[0, 1, 4, 9]
\end{sagecommandline}


To get rid of the output, change the value of sagecommandlinetextoutput:

\renewcommand{\sagecommandlinetextoutput}{False}


The documentation of SageTeX and its example file have a lot of information.

One comment in the example file is:

The Sage input and output is typeset using the listings package with the styles SageInput and SageOutput, respectively. If you don't like the defaults you can change them.

and there is a recommendation on how to change the defaults if you want to.

Another wonderful feature (which justifies including the sage: prompt) is

You can include output, but it will be ignored. This is useful for doctesting, as all the sagecommandline environment things get put into the _doctest.sage file.

Is sagecommandline what you are looking for?

I found it by searching the sagetex github repo for "highlighting":

• https://github.com/sagemath/sagetex/search?q=highlighting

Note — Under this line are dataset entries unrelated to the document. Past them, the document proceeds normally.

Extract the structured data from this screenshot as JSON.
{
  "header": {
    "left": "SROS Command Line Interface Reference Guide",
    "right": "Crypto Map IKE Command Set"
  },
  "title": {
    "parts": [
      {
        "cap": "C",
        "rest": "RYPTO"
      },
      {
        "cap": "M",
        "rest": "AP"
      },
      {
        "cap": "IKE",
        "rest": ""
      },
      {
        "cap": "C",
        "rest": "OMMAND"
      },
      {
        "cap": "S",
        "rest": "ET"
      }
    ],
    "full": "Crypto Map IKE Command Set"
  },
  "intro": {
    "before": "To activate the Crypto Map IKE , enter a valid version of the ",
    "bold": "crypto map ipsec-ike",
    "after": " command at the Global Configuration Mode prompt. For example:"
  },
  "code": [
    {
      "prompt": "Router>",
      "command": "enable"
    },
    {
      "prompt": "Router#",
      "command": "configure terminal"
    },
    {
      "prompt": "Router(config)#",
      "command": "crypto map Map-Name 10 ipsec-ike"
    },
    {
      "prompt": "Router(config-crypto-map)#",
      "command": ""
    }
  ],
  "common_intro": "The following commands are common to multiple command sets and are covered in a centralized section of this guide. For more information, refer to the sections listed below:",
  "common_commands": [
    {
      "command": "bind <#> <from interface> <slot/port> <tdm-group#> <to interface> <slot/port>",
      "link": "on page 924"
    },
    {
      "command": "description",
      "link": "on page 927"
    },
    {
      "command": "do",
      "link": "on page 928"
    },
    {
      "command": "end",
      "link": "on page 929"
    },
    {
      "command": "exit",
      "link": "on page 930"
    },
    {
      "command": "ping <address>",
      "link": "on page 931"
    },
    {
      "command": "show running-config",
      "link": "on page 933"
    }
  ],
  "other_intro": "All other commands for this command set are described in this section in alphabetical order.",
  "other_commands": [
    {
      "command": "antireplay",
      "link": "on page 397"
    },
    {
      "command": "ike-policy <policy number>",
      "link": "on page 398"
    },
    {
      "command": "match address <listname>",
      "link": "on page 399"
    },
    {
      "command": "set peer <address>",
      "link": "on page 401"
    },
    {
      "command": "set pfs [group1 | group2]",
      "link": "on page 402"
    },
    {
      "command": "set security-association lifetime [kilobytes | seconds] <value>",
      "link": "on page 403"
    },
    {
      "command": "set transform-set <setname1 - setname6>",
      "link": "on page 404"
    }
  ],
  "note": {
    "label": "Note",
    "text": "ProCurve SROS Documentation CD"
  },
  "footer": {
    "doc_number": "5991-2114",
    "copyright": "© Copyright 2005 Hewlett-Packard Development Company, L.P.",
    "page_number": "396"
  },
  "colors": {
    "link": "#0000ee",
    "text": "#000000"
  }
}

Try this (from the documentation).

\begin{sagecommandline}
sage: 1+1
2
sage: factor(x^2 + 2*x + 1)
(x + 1)^2
\end{sagecommandline}


For function definitions or loops, use the continuation prompt ....: as follows:

\begin{sagecommandline}
sage: def square(x):
....:     return x * x
....:
sage: square(12)
144
sage: first_few_squares = []
sage: for n in range(4):
....:     first_few_squares.append(square(n))
....:
sage: first_few_squares
[0, 1, 4, 9]
\end{sagecommandline}


To get rid of the output, change the value of sagecommandlinetextoutput:

\renewcommand{\sagecommandlinetextoutput}{False}


The documentation of SageTeX and its example file have a lot of information.

One comment in the example file is:

The Sage input and output is typeset using the listings package with the styles SageInput and SageOutput, respectively. If you don't like the defaults you can change them.

and there is a recommendation on how to change the defaults if you want to.

Another wonderful feature (which justifies including the sage: prompt) is

You can include output, but it will be ignored. This is useful for doctesting, as all the sagecommandline environment things get put into the _doctest.sage file.

The SageTeX documentation and example file are worth reading and studying!

If you have Sage installed and if /path/to/sagedir is the directory where it is installed, open a terminal and run the following:

SAGE_ROOT='/path/to/sagedir'
cd $SAGE_ROOT/local/share/texmf/tex/latex/sagetex export TEXINPUTS="$SAGE_ROOT/local/share/texmf//:"
pdflatex example.tex
sage example.sagetex.sage
pdflatex example.tex
open example.pdf